“It was incredibly complex and difficult to do that first year — I cried at my desk a lot,” said Oliva, who admitted a sappy commercial is enough to get her tearing up. “It was not an option for us to fail and not get this money out the door by January 1st [2009].”

Oliva’s office has helped 935,000 people with $1.5 billion in stimulus funding — a figure double her office’s budget that year.
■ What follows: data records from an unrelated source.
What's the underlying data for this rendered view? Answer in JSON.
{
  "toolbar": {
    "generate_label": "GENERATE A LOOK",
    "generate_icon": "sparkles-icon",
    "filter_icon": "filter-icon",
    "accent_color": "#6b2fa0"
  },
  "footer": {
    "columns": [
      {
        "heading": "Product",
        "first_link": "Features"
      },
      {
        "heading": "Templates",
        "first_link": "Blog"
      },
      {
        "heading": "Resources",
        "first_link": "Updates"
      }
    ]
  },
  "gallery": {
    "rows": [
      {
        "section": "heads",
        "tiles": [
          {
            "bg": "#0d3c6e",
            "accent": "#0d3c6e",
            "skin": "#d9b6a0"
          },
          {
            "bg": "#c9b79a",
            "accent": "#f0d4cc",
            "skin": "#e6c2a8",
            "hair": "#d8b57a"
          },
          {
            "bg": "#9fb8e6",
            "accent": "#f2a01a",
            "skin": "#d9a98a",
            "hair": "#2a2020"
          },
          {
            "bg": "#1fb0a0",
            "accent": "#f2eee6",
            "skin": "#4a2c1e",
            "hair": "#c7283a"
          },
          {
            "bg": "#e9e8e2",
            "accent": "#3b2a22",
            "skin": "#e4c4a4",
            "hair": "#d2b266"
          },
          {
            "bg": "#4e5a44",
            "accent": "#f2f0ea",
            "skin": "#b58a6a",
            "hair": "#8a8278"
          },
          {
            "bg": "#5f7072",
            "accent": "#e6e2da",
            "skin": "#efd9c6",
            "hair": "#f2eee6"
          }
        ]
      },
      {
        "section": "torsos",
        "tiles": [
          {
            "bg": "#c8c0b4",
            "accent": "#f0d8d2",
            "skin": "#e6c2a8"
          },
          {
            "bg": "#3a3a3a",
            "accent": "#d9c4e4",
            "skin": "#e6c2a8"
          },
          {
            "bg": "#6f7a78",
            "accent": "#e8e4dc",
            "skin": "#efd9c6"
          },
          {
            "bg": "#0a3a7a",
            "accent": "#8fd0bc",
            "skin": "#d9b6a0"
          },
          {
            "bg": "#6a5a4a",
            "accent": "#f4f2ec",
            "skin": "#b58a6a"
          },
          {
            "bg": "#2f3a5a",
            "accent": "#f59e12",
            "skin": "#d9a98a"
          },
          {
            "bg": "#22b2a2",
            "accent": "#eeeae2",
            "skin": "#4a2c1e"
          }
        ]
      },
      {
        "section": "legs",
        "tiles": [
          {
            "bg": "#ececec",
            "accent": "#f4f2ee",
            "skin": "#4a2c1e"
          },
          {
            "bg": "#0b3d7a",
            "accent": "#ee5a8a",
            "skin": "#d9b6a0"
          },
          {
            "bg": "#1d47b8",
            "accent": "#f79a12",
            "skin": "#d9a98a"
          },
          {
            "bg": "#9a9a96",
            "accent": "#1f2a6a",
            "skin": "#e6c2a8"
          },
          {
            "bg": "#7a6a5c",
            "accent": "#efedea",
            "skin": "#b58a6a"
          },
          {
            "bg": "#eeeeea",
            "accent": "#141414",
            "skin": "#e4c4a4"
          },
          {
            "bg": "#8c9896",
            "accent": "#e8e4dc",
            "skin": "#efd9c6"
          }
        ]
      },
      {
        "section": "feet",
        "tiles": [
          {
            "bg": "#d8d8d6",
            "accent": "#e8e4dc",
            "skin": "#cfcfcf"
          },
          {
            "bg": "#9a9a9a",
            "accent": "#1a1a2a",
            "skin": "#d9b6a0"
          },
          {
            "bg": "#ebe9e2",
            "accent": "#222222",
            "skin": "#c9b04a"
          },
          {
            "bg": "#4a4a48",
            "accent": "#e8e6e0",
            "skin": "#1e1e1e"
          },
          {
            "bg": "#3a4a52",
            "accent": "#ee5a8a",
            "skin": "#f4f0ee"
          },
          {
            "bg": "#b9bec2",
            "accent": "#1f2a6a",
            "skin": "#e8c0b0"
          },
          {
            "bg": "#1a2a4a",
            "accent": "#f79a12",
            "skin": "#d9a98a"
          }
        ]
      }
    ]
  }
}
Her team of about 30 employees is now working to draft new regulations to streamline the nation’s homeless programs as part of the Homeless Emergency Assistance and Rapid Transition to Housing Act.

Oliva, the third of four children, grew up in Havertown, Pa., in a service-minded household, where the two most important lessons she learned were to “vote and give back to the community.” Her parents immigrated to the United States in 1962 during the Cuban Missile Crisis.

Oliva graduated from the University of Pittsburgh in 1993 with a bachelor’s degree in politics and philosophy and a minor in economics.

She moved from Pittsburgh to New Mexico to fight poverty as a Volunteers in Service to America member, where she learned after about a month on the job that she was not cut out to be a direct-service provider.

One time, she brought a homeless person she met on the bus home. (Her roommates were not pleased, she said.) And for a time, she lived in the same building as some of her clients.

“I could never draw the line,” Oliva said. “I was too emotionally involved to be an effective advocate.”

But what she could do well, Oliva realized, was design programs, draft grant proposals and raise money.

In 1995, Oliva started working for the Community Partnership for the Prevention of Homelessness, a nonprofit group tasked with transitioning the District’s shelter-based programs to a fully integrated system, a concept called a “continuum of care” model that HUD sought to replicate across the country.

About a decade later, Oliva served as a technical assistance provider for HUD homeless management information systems until she was recruited to lead the department’s Office of Special Needs Assistance Programs in 2007.

Sue Marshall, the founding executive director of the Community Partnership for the Prevention of Homelessness in the District, which applied for and received about $18 million in HUD funding this year on behalf of the city’s various homelessness programs, said the shift from paper to digital has been instrumental in serving the city’s homeless.

“It helps everybody from people who put together the applications to the folks who review them and, most importantly, to the people we all serve,” Marshall said. “And the special thing about Ann is she recognizes that, and that is what drives her passion.”

Oliva, who is married to Prasad Gerard, lives in an apartment a few blocks from her office on Seventh and D streets SW during the week. She and her husband, who teaches chemistry at Poolesville High School in Montgomery County, spend the weekends at their Calvert County home.

They live with Chap and Jake, two shelter mutts. (“Where else would the director of homeless services get dogs?” she quips.) She and her husband often take their motorboat out on the Chesapeake Bay, the only time she is without her BlackBerry and laptop.

Twelve-hour days are not uncommon for Oliva, but on Tuesdays, she leaves promptly at 7:45 p.m. for her ballroom dance lessons, something she picked up over the past year.

She doesn’t bring her husband: Her instructor has enough on his hands dealing with one “type A” personality, she said. Oliva is often reprimanded when she tries to back-lead instead of follow when she dances salsa. (“Here, I am the boss,” he reminds her.)

While much of her role these days involves policy work, Oliva tries to stay connected to the people she serves by stopping at shelters when she travels.

“It’s easy to lose it when you’re writing regulations and counting numbers and such,” Oliva said. “It’s important for someone in an administrative role, like me, to remember why we’re doing it.”